An Okanagan business is causing a stir in Kelowna by banning vaccinated people and the wearing of masks inside the store.
“We would rather not be exposed to people who have been vaccinated and who could shed the virus,” said Steve Merrill, Sun City Silver and Gold Exchange’s owner.
Merrill says the ban on vaccinated people is to protect his clients and himself.
“Shedding is real, it’s a problem now and it is going to be a bigger problem as more and more people line up for these experimental vaccines,’” said Merrill.
Interior Health’s chief medical officer addressed the ‘shedding of the virus’ narrative, saying it holds no scientific backing when talking about COVID-19 vaccines.
“We do have some viruses that are in the vaccine we give to people; it’s called a live vaccine.

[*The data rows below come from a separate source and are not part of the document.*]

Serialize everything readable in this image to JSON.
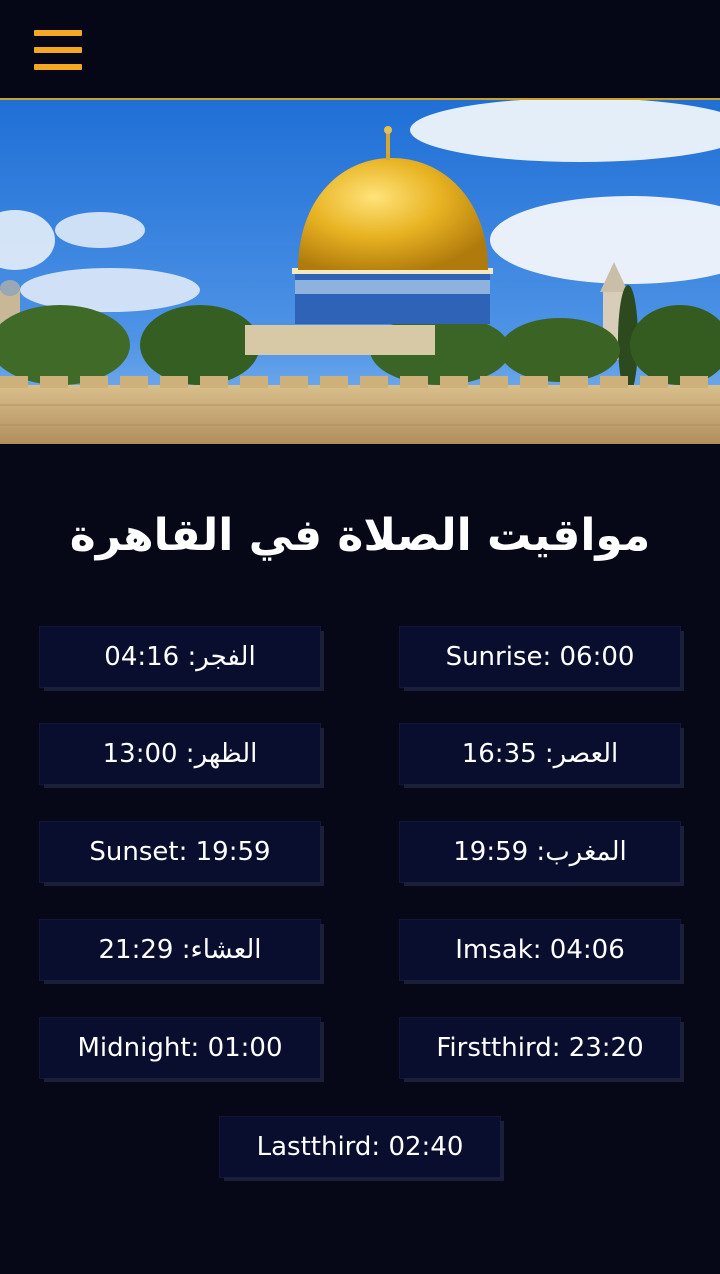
{
  "header": {
    "menu_icon": "hamburger-menu-icon",
    "accent_color": "#f5a623"
  },
  "hero": {
    "image": "dome-of-the-rock-jerusalem"
  },
  "title": "مواقيت الصلاة في القاهرة",
  "times": {
    "fajr": "الفجر: 04:16",
    "sunrise": "Sunrise: 06:00",
    "dhuhr": "الظهر: 13:00",
    "asr": "العصر: 16:35",
    "sunset": "Sunset: 19:59",
    "maghrib": "المغرب: 19:59",
    "isha": "العشاء: 21:29",
    "imsak": "Imsak: 04:06",
    "midnight": "Midnight: 01:00",
    "firstthird": "Firstthird: 23:20",
    "lastthird": "Lastthird: 02:40"
  }
}
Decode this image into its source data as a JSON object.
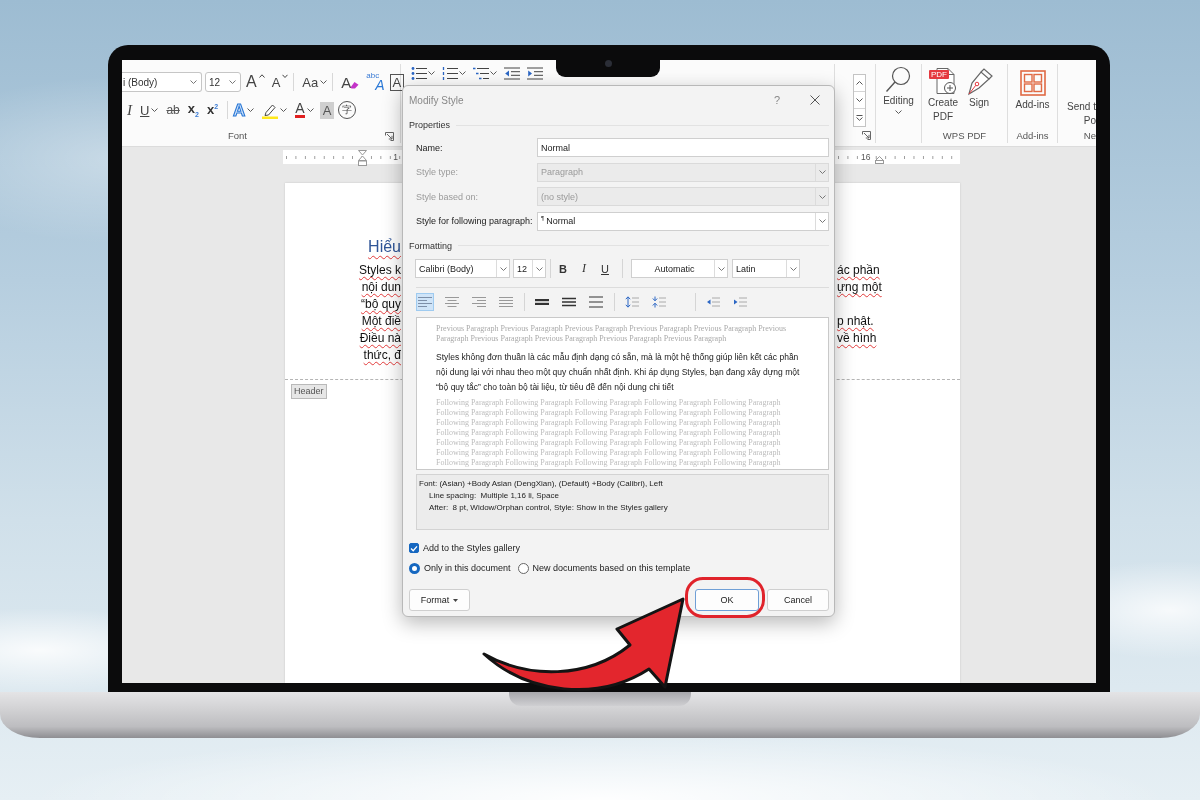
{
  "ribbon": {
    "font_group": {
      "font_name": "i (Body)",
      "font_size": "12",
      "row_1": [
        {
          "kind": "grow",
          "glyph": "A",
          "dropdown": false
        },
        {
          "kind": "shrink",
          "glyph": "A",
          "dropdown": false
        },
        {
          "kind": "case",
          "glyph": "Aa",
          "dropdown": true
        },
        {
          "kind": "clear",
          "glyph": "A",
          "dropdown": false
        },
        {
          "kind": "phonetic",
          "note": "abc",
          "glyph": "A",
          "dropdown": false
        },
        {
          "kind": "border",
          "glyph": "A",
          "dropdown": false
        }
      ],
      "row_2": [
        {
          "kind": "italic",
          "glyph": "I",
          "dropdown": false
        },
        {
          "kind": "underline",
          "glyph": "U",
          "dropdown": true
        },
        {
          "kind": "strike",
          "glyph": "ab",
          "dropdown": false
        },
        {
          "kind": "subscript",
          "glyph": "x$_{2}$",
          "dropdown": false
        },
        {
          "kind": "superscript",
          "glyph": "x$^{2}$",
          "dropdown": false
        },
        {
          "kind": "effects",
          "glyph": "A",
          "dropdown": true
        },
        {
          "kind": "highlight",
          "dropdown": true
        },
        {
          "kind": "color",
          "glyph": "A",
          "dropdown": true
        },
        {
          "kind": "shading",
          "glyph": "A",
          "dropdown": false
        },
        {
          "kind": "enclose",
          "glyph": "字",
          "dropdown": false
        }
      ],
      "label": "Font"
    },
    "paragraph_group": {
      "row_1": [
        {
          "kind": "bullets",
          "dropdown": true
        },
        {
          "kind": "numbering",
          "dropdown": true
        },
        {
          "kind": "multilevel",
          "dropdown": true
        },
        {
          "kind": "outdent",
          "dropdown": false
        },
        {
          "kind": "indent",
          "dropdown": false
        }
      ]
    },
    "editing": {
      "label": "Editing"
    },
    "wps_pdf": {
      "buttons": [
        {
          "kind": "create_pdf",
          "badge": "PDF",
          "label_lines": [
            "Create",
            "PDF"
          ]
        },
        {
          "kind": "sign",
          "label_lines": [
            "Sign"
          ]
        }
      ],
      "label": "WPS PDF"
    },
    "add_ins": {
      "button_lines": [
        "Add-ins"
      ],
      "label": "Add-ins"
    },
    "cut_group": {
      "button_lines": [
        "Send t",
        "Po"
      ],
      "label": "Ne"
    }
  },
  "ruler": {
    "left_number": "1",
    "right_number": "16"
  },
  "document": {
    "heading": "Hiểu",
    "lines": [
      {
        "left": "Styles k",
        "right": "ác phần"
      },
      {
        "left": "nội dun",
        "right": "ựng một"
      },
      {
        "left": "“bộ quy"
      },
      {
        "left": "Một điề",
        "right": "p nhật."
      },
      {
        "left": "Điều nà",
        "right": "về hình"
      },
      {
        "left": "thức, đ"
      }
    ],
    "header_tag": "Header"
  },
  "dialog": {
    "title": "Modify Style",
    "help": "?",
    "properties": {
      "heading": "Properties",
      "fields": [
        {
          "kind": "text",
          "label": "Name:",
          "value": "Normal",
          "disabled": false
        },
        {
          "kind": "select",
          "label": "Style type:",
          "value": "Paragraph",
          "disabled": true
        },
        {
          "kind": "select",
          "label": "Style based on:",
          "value": "(no style)",
          "disabled": true
        },
        {
          "kind": "select",
          "label": "Style for following paragraph:",
          "style_mark": "¶",
          "value": "Normal",
          "disabled": false
        }
      ]
    },
    "formatting": {
      "heading": "Formatting",
      "font": "Calibri (Body)",
      "size": "12",
      "styles": [
        {
          "kind": "bold",
          "glyph": "B"
        },
        {
          "kind": "italic",
          "glyph": "I"
        },
        {
          "kind": "underline",
          "glyph": "U"
        }
      ],
      "palette_value": "Automatic",
      "script": "Latin",
      "alignment": [
        {
          "kind": "left",
          "selected": true
        },
        {
          "kind": "center",
          "selected": false
        },
        {
          "kind": "right",
          "selected": false
        },
        {
          "kind": "justify",
          "selected": false
        }
      ],
      "line_spacing": [
        {
          "kind": "single"
        },
        {
          "kind": "one_half"
        },
        {
          "kind": "double"
        }
      ],
      "paragraph_spacing": [
        {
          "kind": "increase"
        },
        {
          "kind": "decrease"
        }
      ],
      "indent": [
        {
          "kind": "decrease"
        },
        {
          "kind": "increase"
        }
      ]
    },
    "preview": {
      "previous": "Previous Paragraph Previous Paragraph Previous Paragraph Previous Paragraph Previous Paragraph Previous Paragraph Previous Paragraph Previous Paragraph Previous Paragraph Previous Paragraph",
      "sample": "Styles không đơn thuần là các mẫu định dạng có sẵn, mà là một hệ thống giúp liên kết các phần nội dung lại với nhau theo một quy chuẩn nhất định. Khi áp dụng Styles, bạn đang xây dựng một “bộ quy tắc” cho toàn bộ tài liệu, từ tiêu đề đến nội dung chi tiết",
      "following": "Following Paragraph Following Paragraph Following Paragraph Following Paragraph Following Paragraph Following Paragraph Following Paragraph Following Paragraph Following Paragraph Following Paragraph Following Paragraph Following Paragraph Following Paragraph Following Paragraph Following Paragraph Following Paragraph Following Paragraph Following Paragraph Following Paragraph Following Paragraph Following Paragraph Following Paragraph Following Paragraph Following Paragraph Following Paragraph Following Paragraph Following Paragraph Following Paragraph Following Paragraph Following Paragraph Following Paragraph Following Paragraph Following Paragraph Following Paragraph Following Paragraph"
    },
    "description": [
      "Font: (Asian) +Body Asian (DengXian), (Default) +Body (Calibri), Left",
      "Line spacing:  Multiple 1,16 li, Space",
      "After:  8 pt, Widow/Orphan control, Style: Show in the Styles gallery"
    ],
    "add_to_gallery": {
      "label": "Add to the Styles gallery",
      "checked": true
    },
    "scope": [
      {
        "label": "Only in this document",
        "selected": true
      },
      {
        "label": "New documents based on this template",
        "selected": false
      }
    ],
    "buttons": [
      {
        "kind": "menu",
        "label": "Format",
        "highlighted": false
      },
      {
        "kind": "default",
        "label": "OK",
        "highlighted": true
      },
      {
        "kind": "plain",
        "label": "Cancel",
        "highlighted": false
      }
    ]
  }
}
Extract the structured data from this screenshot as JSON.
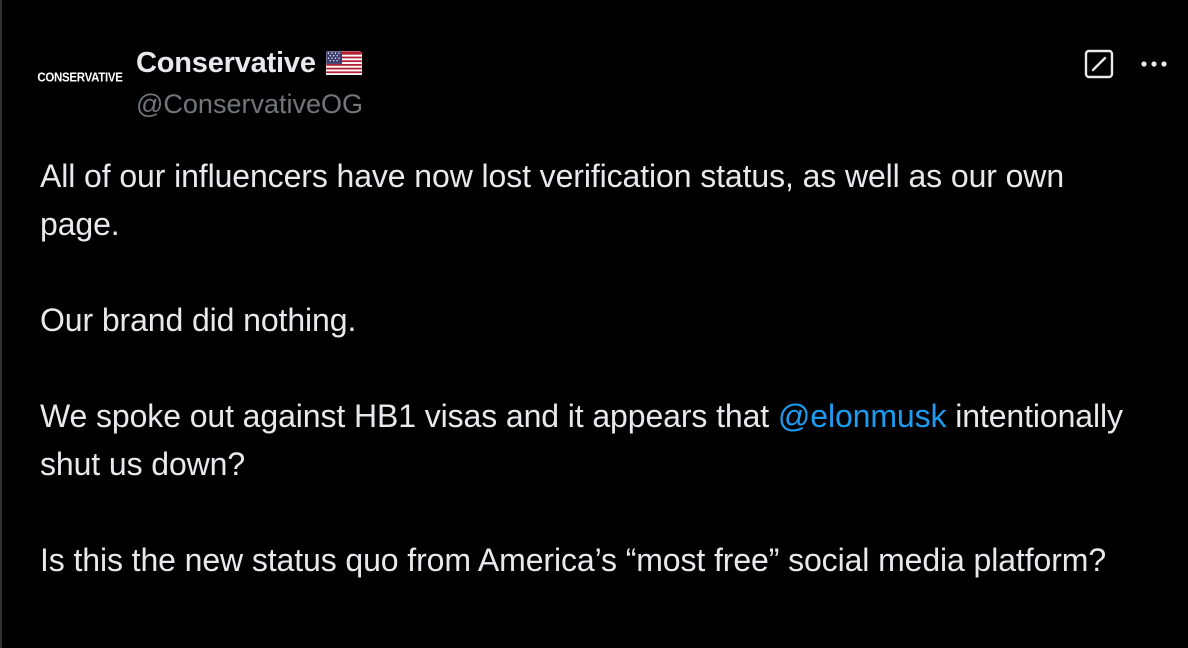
{
  "author": {
    "avatar_text": "CONSERVATIVE",
    "display_name": "Conservative",
    "flag_emoji": "🇺🇸",
    "handle": "@ConservativeOG"
  },
  "actions": {
    "grok_icon": "grok-icon",
    "more_icon": "more-horizontal-icon"
  },
  "tweet": {
    "paragraphs": [
      {
        "text": "All of our influencers have now lost verification status, as well as our own page."
      },
      {
        "text": "Our brand did nothing."
      },
      {
        "before": "We spoke out against HB1 visas and it appears that ",
        "mention": "@elonmusk",
        "after": " intentionally shut us down?"
      },
      {
        "text": "Is this the new status quo from America’s “most free” social media platform?"
      }
    ]
  },
  "colors": {
    "background": "#000000",
    "text": "#e7e9ea",
    "secondary": "#71767b",
    "link": "#1d9bf0"
  }
}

So technically you can shed the virus after you take a vaccine. Luckily, the COVID vaccine is not a live vaccine, so it is not possible to shed the virus through the vaccine,” said Dr. Albert de Villiers.
Signs outside Sun City Silver and Gold Exchange tell patrons no masks are allowed inside and the same goes for anybody that is vaccinated.
The city says it is working closely with Interior Health to see what action they may take against Sun City Silver and Gold Exchange.
“It would appear that he is operating in contravention of public health orders, so of course the city is not supportive of those actions or those attitudes,” said Lance Kayfish, City of Kelowna’s risk manager.
“However, I can also let you know that the business is operating without a current Kelowna business licence and has been fined for continuing to operate without a business licence.”
Sun City Silver and Gold exchange is the second private business in Kelowna to defy public health orders.
Global News reported on an unlicensed gym, Flow Academy, that has similar anti-public health order policies.
Interior health has issued a closure order for that business.
Demand for AstraZeneca vaccine spikes in B.C.
This content was originally published here.